1.) play silences of various durations. if you make a sound, you have made a mistake. make mistakes.
this by no means needs a computer for its realization. i can imagine ways of implementing it with musicians playing 'traditional' instruments, or, better still, non-musicians trying to be as silent as possible while performing an activity that is very difficult to do silently. personally, i picture carrying large amplified pieces of sheet metal, on rollerskates, blindfolded. or something to that effect. realized for a network of computers, i imagine a client sending messages over UDP (or some such protocol which does not enforce a handshake). the messages, if they are received, keep the network silent. errors can be handled in one of two ways: either an error causes the client to send a non-silent message to the server(s), or the silent messages have a limited effective duration which wears off after some time, allowing sounding to happen. in the first paradigm, the silent packets have no interpretation coherent to the observer, whereas in the second they have a negative impact on some running soundmaking process. other realizations are acceptable as well; i'm going to start with those two.
2.) find all the unique words in a lexicon that contain a particular grapheme set, sort them using some orthographic method (such as alphabetical, reverse-alphabetical, etc) and say them. so for example if my source is the above text, and my grapheme set were "he", the result would be: "coherent either grapheme other sheet the them they whereas". ideally the text is spoken without affect and without pause. in cases where the set is longer, and breathing becomes necessary, several solutions present themselves. multiple performers may be synchronized, tape may be utilized to remove pauses, or the speech can be synthesized. my first realization of this piece took the form of a very simple bash script, which uses the digitized oxford english thesaurus as its lexicon, and the grapheme set "our":

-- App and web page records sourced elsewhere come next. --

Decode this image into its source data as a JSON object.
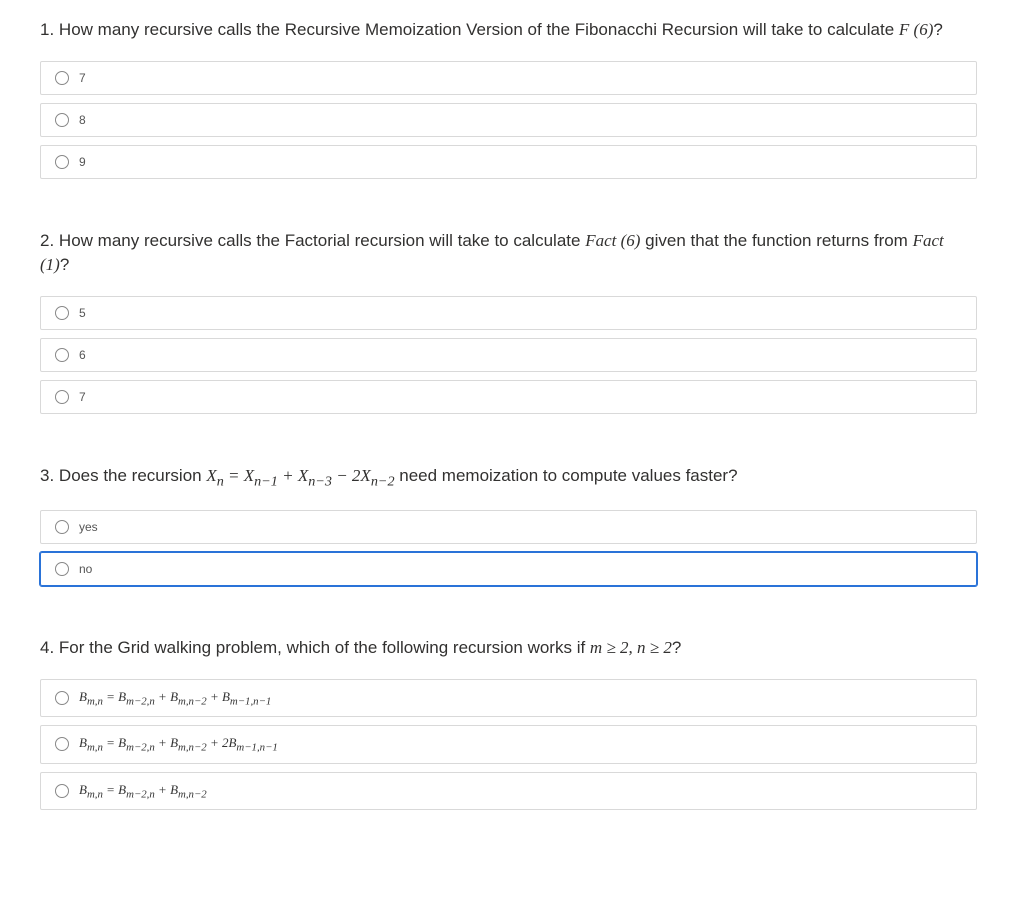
{
  "questions": [
    {
      "number": "1.",
      "text_prefix": "How many recursive calls the Recursive Memoization Version of the Fibonacchi Recursion will take to calculate ",
      "math": "F (6)",
      "text_suffix": "?",
      "options": [
        "7",
        "8",
        "9"
      ],
      "selected": null,
      "math_options": false
    },
    {
      "number": "2.",
      "text_prefix": "How many recursive calls the Factorial recursion will take to calculate ",
      "math": "Fact (6)",
      "text_mid": " given that the function returns from ",
      "math2": "Fact (1)",
      "text_suffix": "?",
      "options": [
        "5",
        "6",
        "7"
      ],
      "selected": null,
      "math_options": false
    },
    {
      "number": "3.",
      "text_prefix": "Does the recursion ",
      "math_html": "X<sub>n</sub> = X<sub>n−1</sub> + X<sub>n−3</sub> − 2X<sub>n−2</sub>",
      "text_suffix": " need memoization to compute values faster?",
      "options": [
        "yes",
        "no"
      ],
      "selected": 1,
      "math_options": false
    },
    {
      "number": "4.",
      "text_prefix": "For the Grid walking problem, which of the following recursion works if ",
      "math_html": "m ≥ 2, n ≥ 2",
      "text_suffix": "?",
      "options_html": [
        "B<sub>m,n</sub> = B<sub>m−2,n</sub> + B<sub>m,n−2</sub> + B<sub>m−1,n−1</sub>",
        "B<sub>m,n</sub> = B<sub>m−2,n</sub> + B<sub>m,n−2</sub> + 2B<sub>m−1,n−1</sub>",
        "B<sub>m,n</sub> = B<sub>m−2,n</sub> + B<sub>m,n−2</sub>"
      ],
      "selected": null,
      "math_options": true
    }
  ]
}
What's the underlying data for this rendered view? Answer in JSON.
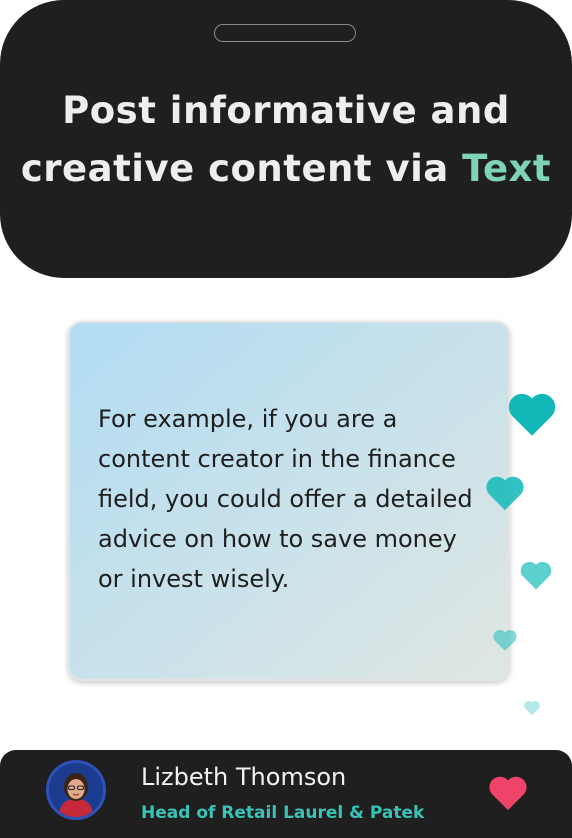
{
  "header": {
    "title_line1": "Post informative and",
    "title_line2_prefix": "creative content via ",
    "title_highlight": "Text",
    "accent_color": "#7fd3b8"
  },
  "post": {
    "text": "For example, if you are a content creator in the finance field, you could offer a detailed advice on how to save money or invest wisely."
  },
  "author": {
    "name": "Lizbeth Thomson",
    "role": "Head of Retail Laurel & Patek"
  },
  "icons": {
    "floating": "heart-icon",
    "like": "heart-icon",
    "floating_color": "#12b8b8",
    "like_color": "#f0436a"
  }
}
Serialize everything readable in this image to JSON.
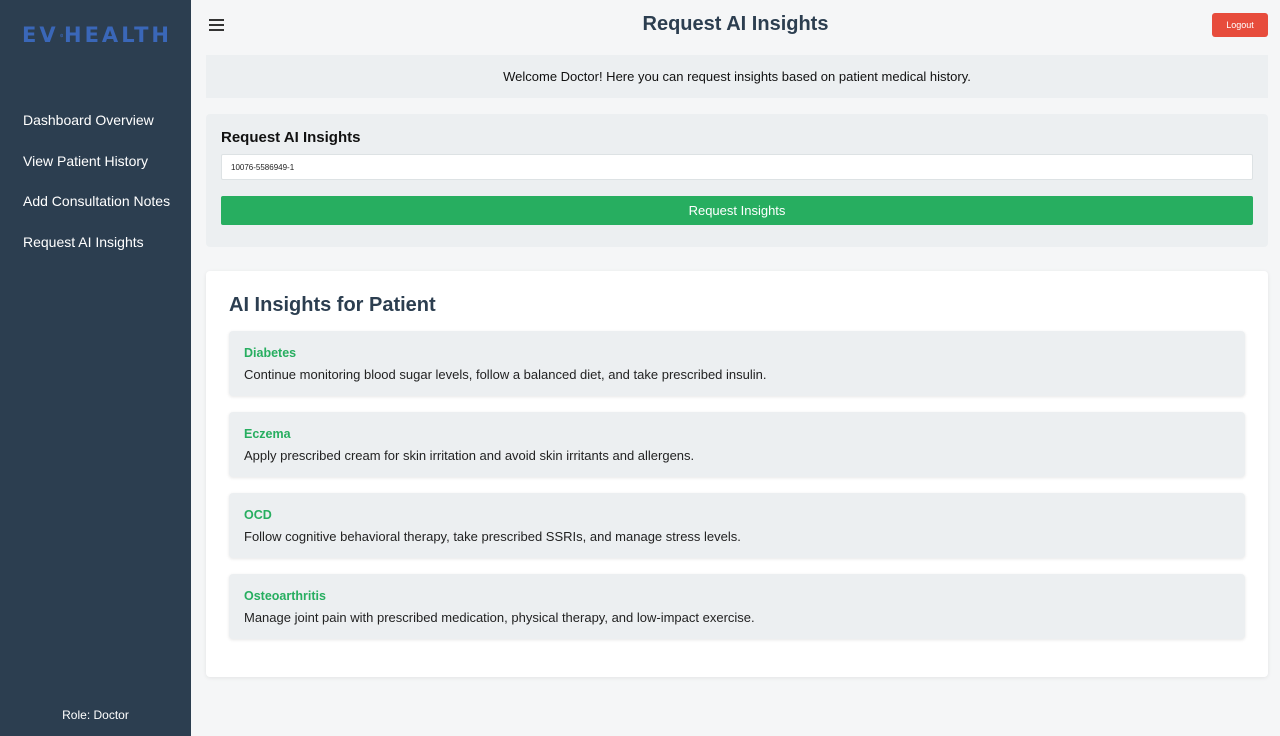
{
  "brand": {
    "name": "EVOHEALTH",
    "left": "EV",
    "right": "HEALTH"
  },
  "sidebar": {
    "items": [
      {
        "label": "Dashboard Overview"
      },
      {
        "label": "View Patient History"
      },
      {
        "label": "Add Consultation Notes"
      },
      {
        "label": "Request AI Insights"
      }
    ],
    "role": "Role: Doctor"
  },
  "header": {
    "title": "Request AI Insights",
    "logout_label": "Logout"
  },
  "welcome": "Welcome Doctor! Here you can request insights based on patient medical history.",
  "request_form": {
    "title": "Request AI Insights",
    "patient_id_value": "10076-5586949-1",
    "button_label": "Request Insights"
  },
  "insights": {
    "title": "AI Insights for Patient",
    "items": [
      {
        "condition": "Diabetes",
        "advice": "Continue monitoring blood sugar levels, follow a balanced diet, and take prescribed insulin."
      },
      {
        "condition": "Eczema",
        "advice": "Apply prescribed cream for skin irritation and avoid skin irritants and allergens."
      },
      {
        "condition": "OCD",
        "advice": "Follow cognitive behavioral therapy, take prescribed SSRIs, and manage stress levels."
      },
      {
        "condition": "Osteoarthritis",
        "advice": "Manage joint pain with prescribed medication, physical therapy, and low-impact exercise."
      }
    ]
  },
  "colors": {
    "sidebar_bg": "#2c3e50",
    "logo": "#3a67b8",
    "accent_green": "#27ae60",
    "logout_red": "#e74c3c"
  }
}
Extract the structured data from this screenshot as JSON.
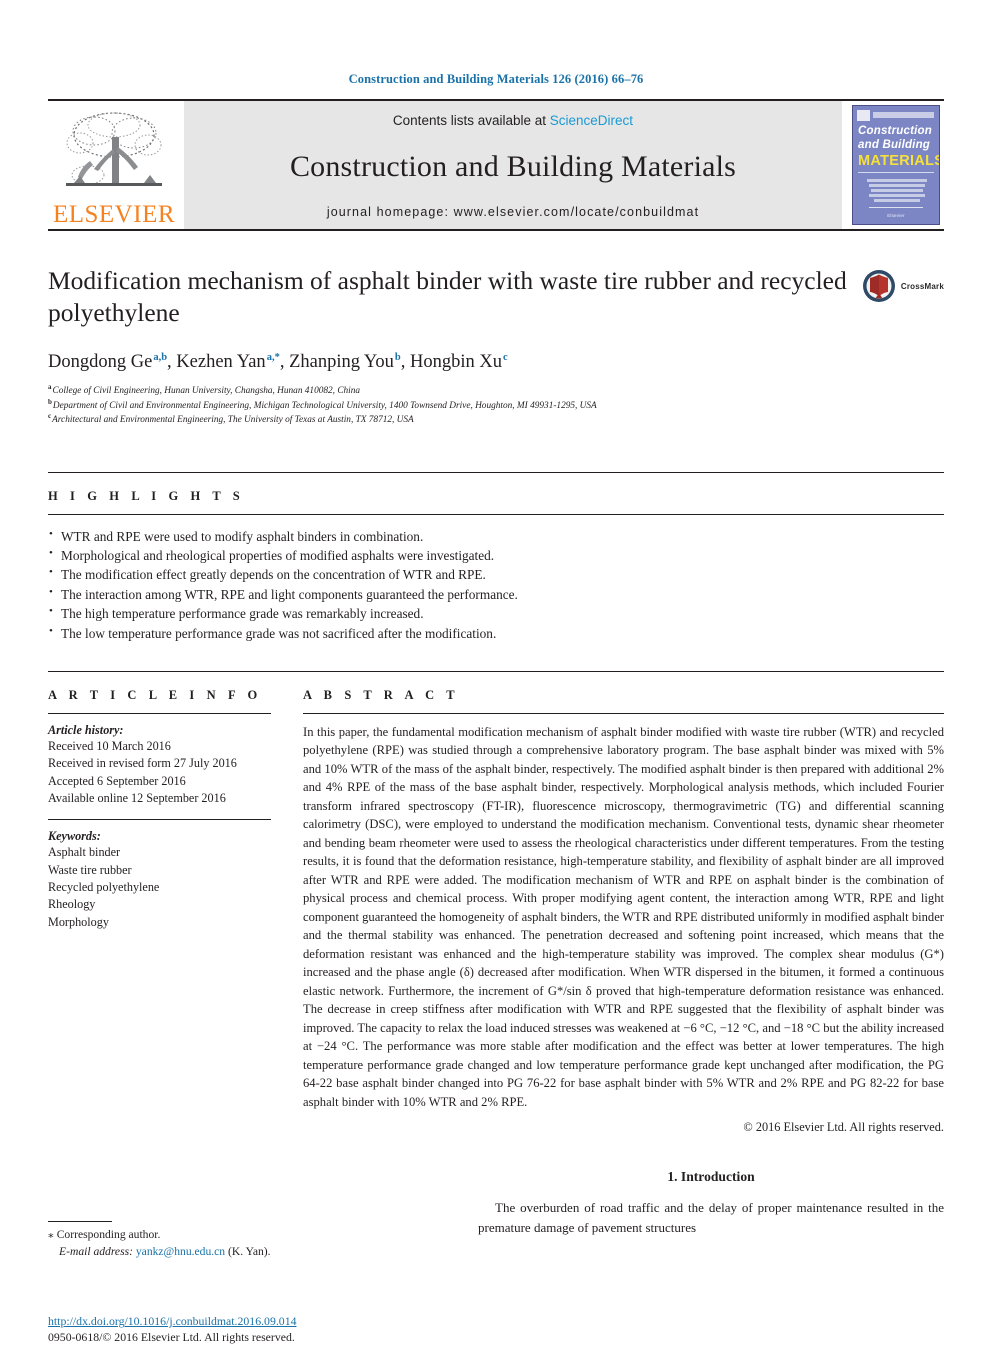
{
  "running_head": "Construction and Building Materials 126 (2016) 66–76",
  "masthead": {
    "publisher_logo_text": "ELSEVIER",
    "contents_prefix": "Contents lists available at",
    "sciencedirect": "ScienceDirect",
    "journal_title": "Construction and Building Materials",
    "homepage_line": "journal homepage: www.elsevier.com/locate/conbuildmat",
    "cover": {
      "line1": "Construction",
      "line2": "and Building",
      "line3": "MATERIALS",
      "foot": "Elsevier"
    }
  },
  "article": {
    "title": "Modification mechanism of asphalt binder with waste tire rubber and recycled polyethylene",
    "crossmark_label": "CrossMark",
    "authors": [
      {
        "name": "Dongdong Ge",
        "sup": "a,b",
        "sep": ", "
      },
      {
        "name": "Kezhen Yan",
        "sup": "a,*",
        "sep": ", "
      },
      {
        "name": "Zhanping You",
        "sup": "b",
        "sep": ", "
      },
      {
        "name": "Hongbin Xu",
        "sup": "c",
        "sep": ""
      }
    ],
    "affiliations": [
      {
        "mark": "a",
        "text": "College of Civil Engineering, Hunan University, Changsha, Hunan 410082, China"
      },
      {
        "mark": "b",
        "text": "Department of Civil and Environmental Engineering, Michigan Technological University, 1400 Townsend Drive, Houghton, MI 49931-1295, USA"
      },
      {
        "mark": "c",
        "text": "Architectural and Environmental Engineering, The University of Texas at Austin, TX 78712, USA"
      }
    ]
  },
  "highlights": {
    "label": "H I G H L I G H T S",
    "items": [
      "WTR and RPE were used to modify asphalt binders in combination.",
      "Morphological and rheological properties of modified asphalts were investigated.",
      "The modification effect greatly depends on the concentration of WTR and RPE.",
      "The interaction among WTR, RPE and light components guaranteed the performance.",
      "The high temperature performance grade was remarkably increased.",
      "The low temperature performance grade was not sacrificed after the modification."
    ]
  },
  "article_info": {
    "label": "A R T I C L E   I N F O",
    "history_heading": "Article history:",
    "history": [
      "Received 10 March 2016",
      "Received in revised form 27 July 2016",
      "Accepted 6 September 2016",
      "Available online 12 September 2016"
    ],
    "keywords_heading": "Keywords:",
    "keywords": [
      "Asphalt binder",
      "Waste tire rubber",
      "Recycled polyethylene",
      "Rheology",
      "Morphology"
    ]
  },
  "abstract": {
    "label": "A B S T R A C T",
    "text": "In this paper, the fundamental modification mechanism of asphalt binder modified with waste tire rubber (WTR) and recycled polyethylene (RPE) was studied through a comprehensive laboratory program. The base asphalt binder was mixed with 5% and 10% WTR of the mass of the asphalt binder, respectively. The modified asphalt binder is then prepared with additional 2% and 4% RPE of the mass of the base asphalt binder, respectively. Morphological analysis methods, which included Fourier transform infrared spectroscopy (FT-IR), fluorescence microscopy, thermogravimetric (TG) and differential scanning calorimetry (DSC), were employed to understand the modification mechanism. Conventional tests, dynamic shear rheometer and bending beam rheometer were used to assess the rheological characteristics under different temperatures. From the testing results, it is found that the deformation resistance, high-temperature stability, and flexibility of asphalt binder are all improved after WTR and RPE were added. The modification mechanism of WTR and RPE on asphalt binder is the combination of physical process and chemical process. With proper modifying agent content, the interaction among WTR, RPE and light component guaranteed the homogeneity of asphalt binders, the WTR and RPE distributed uniformly in modified asphalt binder and the thermal stability was enhanced. The penetration decreased and softening point increased, which means that the deformation resistant was enhanced and the high-temperature stability was improved. The complex shear modulus (G*) increased and the phase angle (δ) decreased after modification. When WTR dispersed in the bitumen, it formed a continuous elastic network. Furthermore, the increment of G*/sin δ proved that high-temperature deformation resistance was enhanced. The decrease in creep stiffness after modification with WTR and RPE suggested that the flexibility of asphalt binder was improved. The capacity to relax the load induced stresses was weakened at −6 °C, −12 °C, and −18 °C but the ability increased at −24 °C. The performance was more stable after modification and the effect was better at lower temperatures. The high temperature performance grade changed and low temperature performance grade kept unchanged after modification, the PG 64-22 base asphalt binder changed into PG 76-22 for base asphalt binder with 5% WTR and 2% RPE and PG 82-22 for base asphalt binder with 10% WTR and 2% RPE.",
    "copyright": "© 2016 Elsevier Ltd. All rights reserved."
  },
  "introduction": {
    "heading": "1. Introduction",
    "paragraph": "The overburden of road traffic and the delay of proper maintenance resulted in the premature damage of pavement structures"
  },
  "footer": {
    "corresponding_mark": "⁎",
    "corresponding_text": "Corresponding author.",
    "email_label": "E-mail address:",
    "email": "yankz@hnu.edu.cn",
    "email_suffix": "(K. Yan).",
    "doi": "http://dx.doi.org/10.1016/j.conbuildmat.2016.09.014",
    "issn_line": "0950-0618/© 2016 Elsevier Ltd. All rights reserved."
  },
  "colors": {
    "link": "#1a72a8",
    "sciencedirect": "#1a9ad4",
    "elsevier_orange": "#f58220",
    "cover_bg": "#7c86c4",
    "cover_yellow": "#f5e03c",
    "masthead_band": "#e6e6e6"
  }
}
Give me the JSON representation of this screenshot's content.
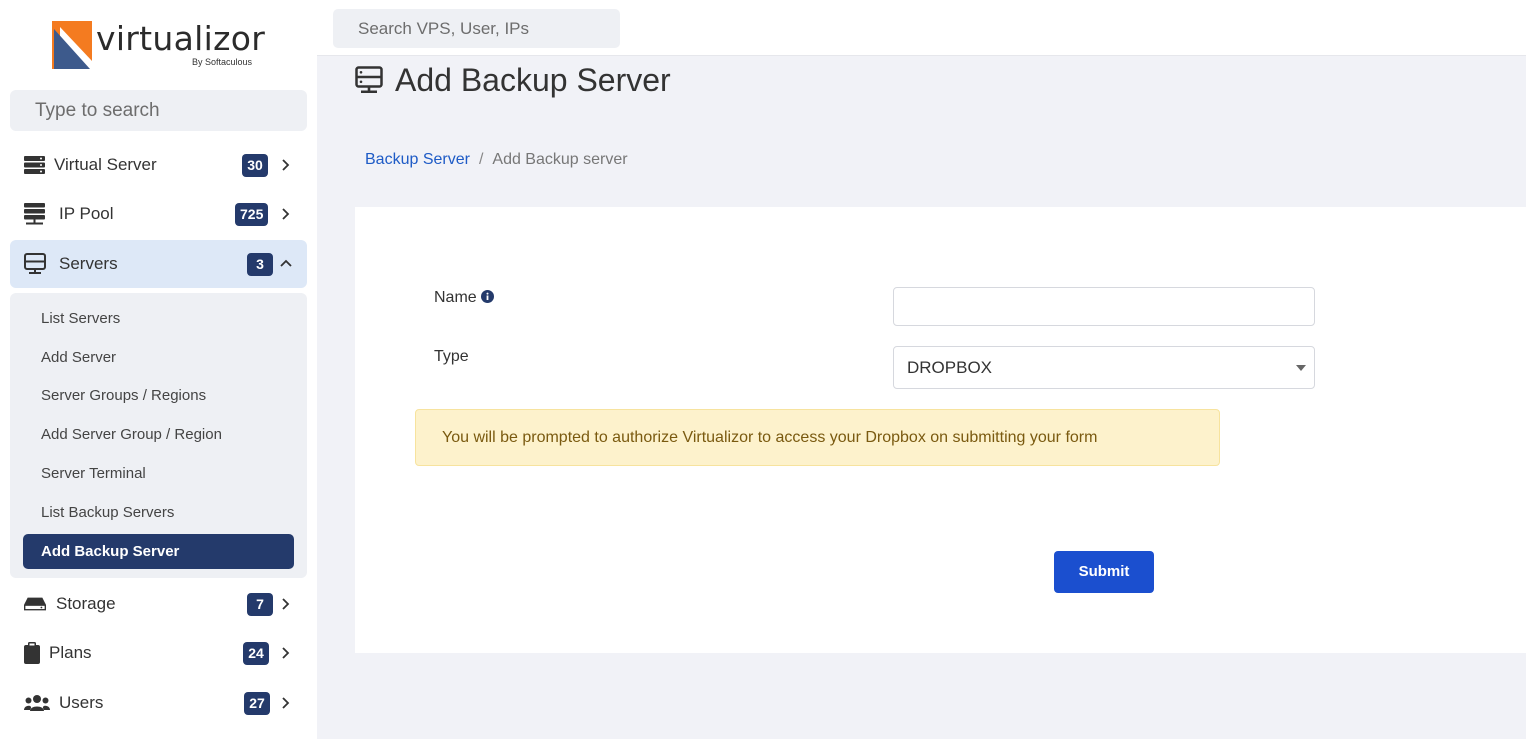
{
  "brand": {
    "name": "virtualizor",
    "byline": "By Softaculous",
    "colors": {
      "orange": "#f47b20",
      "navy": "#3d5a8c"
    }
  },
  "sidebar": {
    "search_placeholder": "Type to search",
    "items": [
      {
        "label": "Virtual Server",
        "count": "30",
        "icon": "server-stack-icon",
        "expanded": false
      },
      {
        "label": "IP Pool",
        "count": "725",
        "icon": "ip-pool-icon",
        "expanded": false
      },
      {
        "label": "Servers",
        "count": "3",
        "icon": "monitor-server-icon",
        "expanded": true
      },
      {
        "label": "Storage",
        "count": "7",
        "icon": "hdd-icon",
        "expanded": false
      },
      {
        "label": "Plans",
        "count": "24",
        "icon": "clipboard-icon",
        "expanded": false
      },
      {
        "label": "Users",
        "count": "27",
        "icon": "users-icon",
        "expanded": false
      }
    ],
    "servers_submenu": [
      "List Servers",
      "Add Server",
      "Server Groups / Regions",
      "Add Server Group / Region",
      "Server Terminal",
      "List Backup Servers",
      "Add Backup Server"
    ],
    "active_submenu": "Add Backup Server"
  },
  "topbar": {
    "search_placeholder": "Search VPS, User, IPs"
  },
  "page": {
    "title": "Add Backup Server",
    "breadcrumb": {
      "link": "Backup Server",
      "separator": "/",
      "current": "Add Backup server"
    }
  },
  "form": {
    "name_label": "Name",
    "name_value": "",
    "type_label": "Type",
    "type_value": "DROPBOX",
    "alert": "You will be prompted to authorize Virtualizor to access your Dropbox on submitting your form",
    "submit_label": "Submit"
  },
  "colors": {
    "badge": "#243a6b",
    "active_item_bg": "#dde8f7",
    "primary_button": "#1b4fcf",
    "link": "#1e5bc6",
    "alert_bg": "#fdf2cc"
  }
}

cat /usr/share/dict/words | grep "our" | say
several solutions to different grapheme sets may be intoned simultaneously.Â another particularly beautiful grapheme set is "ht".